◆ Source data ◆
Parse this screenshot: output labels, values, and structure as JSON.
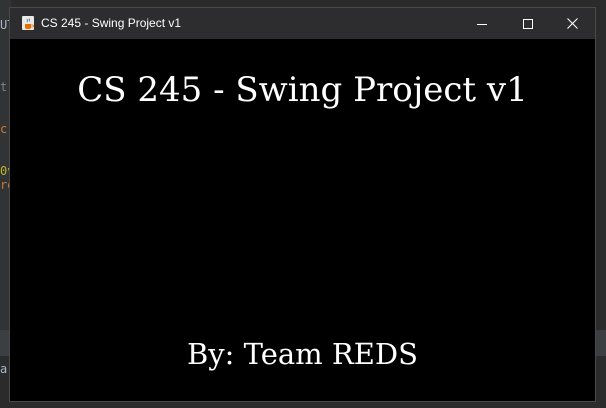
{
  "window": {
    "title": "CS 245 - Swing Project v1",
    "icon": "java-cup-icon",
    "controls": {
      "minimize_icon": "minimize-icon",
      "maximize_icon": "maximize-icon",
      "close_icon": "close-icon"
    }
  },
  "content": {
    "heading": "CS 245 - Swing Project v1",
    "byline": "By: Team REDS"
  },
  "background_ide": {
    "fragments": [
      "UT",
      "t",
      "c",
      "0v",
      "re",
      "a"
    ]
  },
  "colors": {
    "titlebar": "#2d2d30",
    "content_background": "#000000",
    "text": "#ffffff",
    "ide_background": "#2b2b2b"
  }
}
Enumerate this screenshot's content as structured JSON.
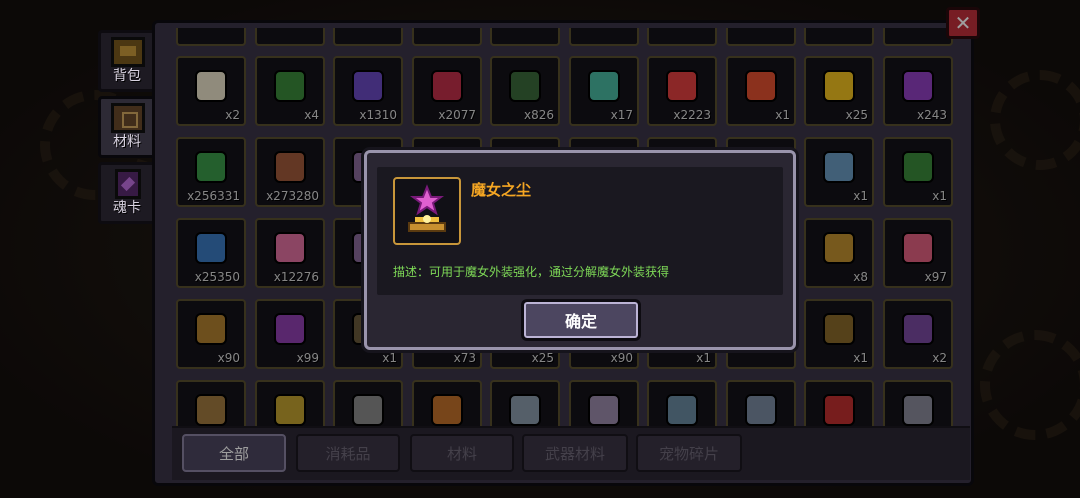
{
  "side_tabs": [
    {
      "label": "背包",
      "icon": "chest-icon",
      "active": false
    },
    {
      "label": "材料",
      "icon": "materials-icon",
      "active": true
    },
    {
      "label": "魂卡",
      "icon": "soul-card-icon",
      "active": false
    }
  ],
  "close_label": "✕",
  "grid": {
    "rows": [
      {
        "cells": [
          {
            "count": "x2",
            "icon": "chef-figure-icon",
            "color": "#e8e0c8"
          },
          {
            "count": "x4",
            "icon": "green-helmet-figure-icon",
            "color": "#3a8a3a"
          },
          {
            "count": "x1310",
            "icon": "purple-shield-icon",
            "color": "#6a4ac0"
          },
          {
            "count": "x2077",
            "icon": "medal-icon",
            "color": "#c0304a"
          },
          {
            "count": "x826",
            "icon": "gear-icon",
            "color": "#3a6a3a"
          },
          {
            "count": "x17",
            "icon": "crystal-cone-icon",
            "color": "#4ab8a0"
          },
          {
            "count": "x2223",
            "icon": "colored-cubes-icon",
            "color": "#e04040"
          },
          {
            "count": "x1",
            "icon": "heart-icon",
            "color": "#e05030"
          },
          {
            "count": "x25",
            "icon": "smiley-face-icon",
            "color": "#f0c020"
          },
          {
            "count": "x243",
            "icon": "purple-demon-icon",
            "color": "#9040c0"
          }
        ]
      },
      {
        "cells": [
          {
            "count": "x256331",
            "icon": "green-orb-icon",
            "color": "#3a9a4a"
          },
          {
            "count": "x273280",
            "icon": "leather-hide-icon",
            "color": "#a05a3a"
          },
          {
            "count": "",
            "icon": "item-icon",
            "color": "#8a6a9a"
          },
          {
            "count": "",
            "icon": "item-icon",
            "color": "#555"
          },
          {
            "count": "",
            "icon": "item-icon",
            "color": "#555"
          },
          {
            "count": "",
            "icon": "item-icon",
            "color": "#555"
          },
          {
            "count": "",
            "icon": "item-icon",
            "color": "#555"
          },
          {
            "count": "",
            "icon": "item-icon",
            "color": "#555"
          },
          {
            "count": "x1",
            "icon": "blue-disc-icon",
            "color": "#6a9ac0"
          },
          {
            "count": "x1",
            "icon": "green-potion-icon",
            "color": "#3a8a3a"
          }
        ]
      },
      {
        "cells": [
          {
            "count": "x25350",
            "icon": "blue-gem-icon",
            "color": "#3a7ac0"
          },
          {
            "count": "x12276",
            "icon": "pink-crystal-cluster-icon",
            "color": "#e070a0"
          },
          {
            "count": "",
            "icon": "item-icon",
            "color": "#8a6a9a"
          },
          {
            "count": "",
            "icon": "item-icon",
            "color": "#555"
          },
          {
            "count": "",
            "icon": "item-icon",
            "color": "#555"
          },
          {
            "count": "",
            "icon": "item-icon",
            "color": "#555"
          },
          {
            "count": "",
            "icon": "item-icon",
            "color": "#555"
          },
          {
            "count": "",
            "icon": "item-icon",
            "color": "#555"
          },
          {
            "count": "x8",
            "icon": "star-medal-icon",
            "color": "#c09030"
          },
          {
            "count": "x97",
            "icon": "pink-feather-icon",
            "color": "#e06080"
          }
        ]
      },
      {
        "cells": [
          {
            "count": "x90",
            "icon": "bronze-star-icon",
            "color": "#b08030"
          },
          {
            "count": "x99",
            "icon": "energy-battery-icon",
            "color": "#9040b0"
          },
          {
            "count": "x1",
            "icon": "item-icon",
            "color": "#6a5a3a"
          },
          {
            "count": "x73",
            "icon": "item-icon",
            "color": "#555"
          },
          {
            "count": "x25",
            "icon": "item-icon",
            "color": "#555"
          },
          {
            "count": "x90",
            "icon": "item-icon",
            "color": "#555"
          },
          {
            "count": "x1",
            "icon": "item-icon",
            "color": "#555"
          },
          {
            "count": "",
            "icon": "item-icon",
            "color": "#555"
          },
          {
            "count": "x1",
            "icon": "green-blueprint-icon",
            "color": "#8a6a2a"
          },
          {
            "count": "x2",
            "icon": "purple-blueprint-icon",
            "color": "#7a4aa0"
          }
        ]
      },
      {
        "cells": [
          {
            "count": "",
            "icon": "bronze-frame-icon",
            "color": "#a07a40"
          },
          {
            "count": "",
            "icon": "gold-ore-icon",
            "color": "#c0a030"
          },
          {
            "count": "",
            "icon": "magnifier-icon",
            "color": "#8a8a8a"
          },
          {
            "count": "",
            "icon": "crystal-shards-icon",
            "color": "#c0702a"
          },
          {
            "count": "",
            "icon": "magnifier-icon",
            "color": "#8a9aaa"
          },
          {
            "count": "",
            "icon": "magnifier-icon",
            "color": "#9a8aaa"
          },
          {
            "count": "",
            "icon": "wrench-icon",
            "color": "#6a8aa0"
          },
          {
            "count": "",
            "icon": "pistol-icon",
            "color": "#7a8aa0"
          },
          {
            "count": "",
            "icon": "red-rocket-icon",
            "color": "#c03030"
          },
          {
            "count": "",
            "icon": "cylinder-icon",
            "color": "#8a8a9a"
          }
        ]
      }
    ]
  },
  "categories": [
    {
      "label": "全部",
      "active": true
    },
    {
      "label": "消耗品",
      "active": false
    },
    {
      "label": "材料",
      "active": false
    },
    {
      "label": "武器材料",
      "active": false
    },
    {
      "label": "宠物碎片",
      "active": false
    }
  ],
  "dialog": {
    "item_name": "魔女之尘",
    "item_icon": "witch-dust-icon",
    "description": "描述：可用于魔女外装强化，通过分解魔女外装获得",
    "confirm_label": "确定"
  }
}
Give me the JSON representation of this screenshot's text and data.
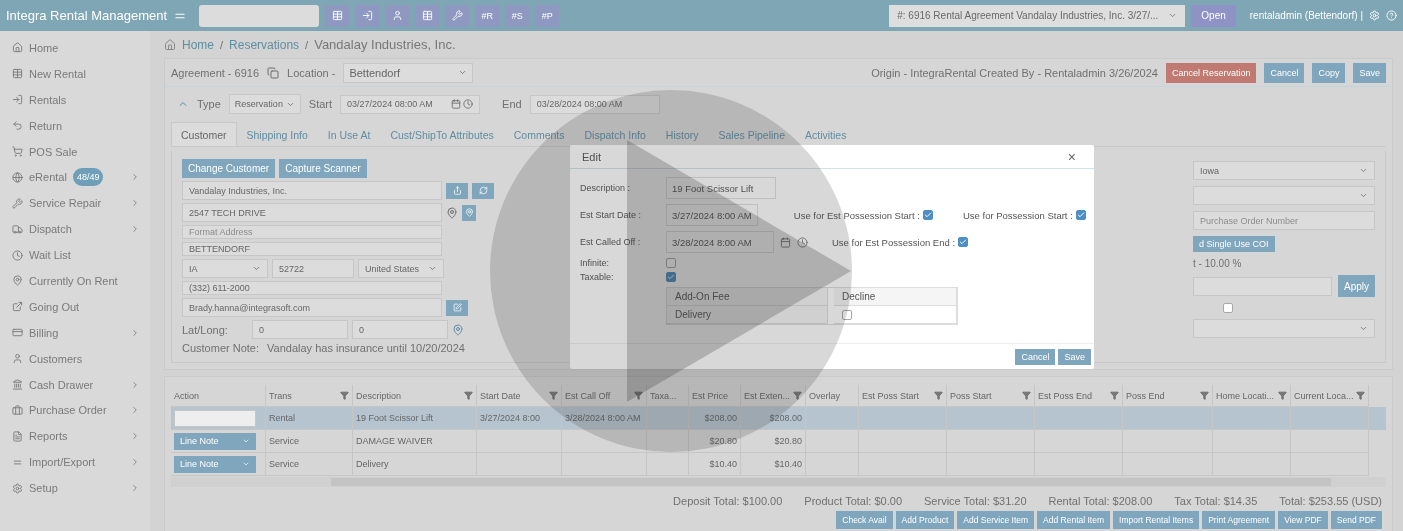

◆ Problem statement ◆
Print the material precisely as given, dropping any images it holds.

◆ Solution for this task ◆
Parse this screenshot: output labels, values, and structure as JSON.
{
  "window": {
    "title": "CS 245 - Swing Project v1",
    "icon": "java-cup-icon",
    "controls": {
      "minimize_icon": "minimize-icon",
      "maximize_icon": "maximize-icon",
      "close_icon": "close-icon"
    }
  },
  "content": {
    "heading": "CS 245 - Swing Project v1",
    "byline": "By: Team REDS"
  },
  "background_ide": {
    "fragments": [
      "UT",
      "t",
      "c",
      "0v",
      "re",
      "a"
    ]
  },
  "colors": {
    "titlebar": "#2d2d30",
    "content_background": "#000000",
    "text": "#ffffff",
    "ide_background": "#2b2b2b"
  }
}
Enumerate this screenshot's content as structured JSON.
{
  "side_tabs": [
    {
      "label": "背包",
      "icon": "chest-icon",
      "active": false
    },
    {
      "label": "材料",
      "icon": "materials-icon",
      "active": true
    },
    {
      "label": "魂卡",
      "icon": "soul-card-icon",
      "active": false
    }
  ],
  "close_label": "✕",
  "grid": {
    "rows": [
      {
        "cells": [
          {
            "count": "x2",
            "icon": "chef-figure-icon",
            "color": "#e8e0c8"
          },
          {
            "count": "x4",
            "icon": "green-helmet-figure-icon",
            "color": "#3a8a3a"
          },
          {
            "count": "x1310",
            "icon": "purple-shield-icon",
            "color": "#6a4ac0"
          },
          {
            "count": "x2077",
            "icon": "medal-icon",
            "color": "#c0304a"
          },
          {
            "count": "x826",
            "icon": "gear-icon",
            "color": "#3a6a3a"
          },
          {
            "count": "x17",
            "icon": "crystal-cone-icon",
            "color": "#4ab8a0"
          },
          {
            "count": "x2223",
            "icon": "colored-cubes-icon",
            "color": "#e04040"
          },
          {
            "count": "x1",
            "icon": "heart-icon",
            "color": "#e05030"
          },
          {
            "count": "x25",
            "icon": "smiley-face-icon",
            "color": "#f0c020"
          },
          {
            "count": "x243",
            "icon": "purple-demon-icon",
            "color": "#9040c0"
          }
        ]
      },
      {
        "cells": [
          {
            "count": "x256331",
            "icon": "green-orb-icon",
            "color": "#3a9a4a"
          },
          {
            "count": "x273280",
            "icon": "leather-hide-icon",
            "color": "#a05a3a"
          },
          {
            "count": "",
            "icon": "item-icon",
            "color": "#8a6a9a"
          },
          {
            "count": "",
            "icon": "item-icon",
            "color": "#555"
          },
          {
            "count": "",
            "icon": "item-icon",
            "color": "#555"
          },
          {
            "count": "",
            "icon": "item-icon",
            "color": "#555"
          },
          {
            "count": "",
            "icon": "item-icon",
            "color": "#555"
          },
          {
            "count": "",
            "icon": "item-icon",
            "color": "#555"
          },
          {
            "count": "x1",
            "icon": "blue-disc-icon",
            "color": "#6a9ac0"
          },
          {
            "count": "x1",
            "icon": "green-potion-icon",
            "color": "#3a8a3a"
          }
        ]
      },
      {
        "cells": [
          {
            "count": "x25350",
            "icon": "blue-gem-icon",
            "color": "#3a7ac0"
          },
          {
            "count": "x12276",
            "icon": "pink-crystal-cluster-icon",
            "color": "#e070a0"
          },
          {
            "count": "",
            "icon": "item-icon",
            "color": "#8a6a9a"
          },
          {
            "count": "",
            "icon": "item-icon",
            "color": "#555"
          },
          {
            "count": "",
            "icon": "item-icon",
            "color": "#555"
          },
          {
            "count": "",
            "icon": "item-icon",
            "color": "#555"
          },
          {
            "count": "",
            "icon": "item-icon",
            "color": "#555"
          },
          {
            "count": "",
            "icon": "item-icon",
            "color": "#555"
          },
          {
            "count": "x8",
            "icon": "star-medal-icon",
            "color": "#c09030"
          },
          {
            "count": "x97",
            "icon": "pink-feather-icon",
            "color": "#e06080"
          }
        ]
      },
      {
        "cells": [
          {
            "count": "x90",
            "icon": "bronze-star-icon",
            "color": "#b08030"
          },
          {
            "count": "x99",
            "icon": "energy-battery-icon",
            "color": "#9040b0"
          },
          {
            "count": "x1",
            "icon": "item-icon",
            "color": "#6a5a3a"
          },
          {
            "count": "x73",
            "icon": "item-icon",
            "color": "#555"
          },
          {
            "count": "x25",
            "icon": "item-icon",
            "color": "#555"
          },
          {
            "count": "x90",
            "icon": "item-icon",
            "color": "#555"
          },
          {
            "count": "x1",
            "icon": "item-icon",
            "color": "#555"
          },
          {
            "count": "",
            "icon": "item-icon",
            "color": "#555"
          },
          {
            "count": "x1",
            "icon": "green-blueprint-icon",
            "color": "#8a6a2a"
          },
          {
            "count": "x2",
            "icon": "purple-blueprint-icon",
            "color": "#7a4aa0"
          }
        ]
      },
      {
        "cells": [
          {
            "count": "",
            "icon": "bronze-frame-icon",
            "color": "#a07a40"
          },
          {
            "count": "",
            "icon": "gold-ore-icon",
            "color": "#c0a030"
          },
          {
            "count": "",
            "icon": "magnifier-icon",
            "color": "#8a8a8a"
          },
          {
            "count": "",
            "icon": "crystal-shards-icon",
            "color": "#c0702a"
          },
          {
            "count": "",
            "icon": "magnifier-icon",
            "color": "#8a9aaa"
          },
          {
            "count": "",
            "icon": "magnifier-icon",
            "color": "#9a8aaa"
          },
          {
            "count": "",
            "icon": "wrench-icon",
            "color": "#6a8aa0"
          },
          {
            "count": "",
            "icon": "pistol-icon",
            "color": "#7a8aa0"
          },
          {
            "count": "",
            "icon": "red-rocket-icon",
            "color": "#c03030"
          },
          {
            "count": "",
            "icon": "cylinder-icon",
            "color": "#8a8a9a"
          }
        ]
      }
    ]
  },
  "categories": [
    {
      "label": "全部",
      "active": true
    },
    {
      "label": "消耗品",
      "active": false
    },
    {
      "label": "材料",
      "active": false
    },
    {
      "label": "武器材料",
      "active": false
    },
    {
      "label": "宠物碎片",
      "active": false
    }
  ],
  "dialog": {
    "item_name": "魔女之尘",
    "item_icon": "witch-dust-icon",
    "description": "描述：可用于魔女外装强化，通过分解魔女外装获得",
    "confirm_label": "确定"
  }
}
Give me the JSON representation of this screenshot's text and data.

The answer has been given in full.